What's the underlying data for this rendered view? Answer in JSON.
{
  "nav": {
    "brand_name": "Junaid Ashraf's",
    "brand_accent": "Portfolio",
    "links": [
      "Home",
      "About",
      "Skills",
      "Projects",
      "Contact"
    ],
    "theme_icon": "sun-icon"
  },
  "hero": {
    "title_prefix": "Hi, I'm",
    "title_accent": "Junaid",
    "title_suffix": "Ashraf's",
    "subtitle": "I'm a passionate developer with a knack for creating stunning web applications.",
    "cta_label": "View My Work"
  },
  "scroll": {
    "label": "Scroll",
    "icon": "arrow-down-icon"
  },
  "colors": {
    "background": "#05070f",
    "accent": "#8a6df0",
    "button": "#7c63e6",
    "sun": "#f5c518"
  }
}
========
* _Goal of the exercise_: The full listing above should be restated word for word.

* _Response to the exercise_:
What's the underlying data for this rendered view? Answer in JSON.
{
  "nav": {
    "brand_name": "Junaid Ashraf's",
    "brand_accent": "Portfolio",
    "links": [
      "Home",
      "About",
      "Skills",
      "Projects",
      "Contact"
    ],
    "theme_icon": "sun-icon"
  },
  "hero": {
    "title_prefix": "Hi, I'm",
    "title_accent": "Junaid",
    "title_suffix": "Ashraf's",
    "subtitle": "I'm a passionate developer with a knack for creating stunning web applications.",
    "cta_label": "View My Work"
  },
  "scroll": {
    "label": "Scroll",
    "icon": "arrow-down-icon"
  },
  "colors": {
    "background": "#05070f",
    "accent": "#8a6df0",
    "button": "#7c63e6",
    "sun": "#f5c518"
  }
}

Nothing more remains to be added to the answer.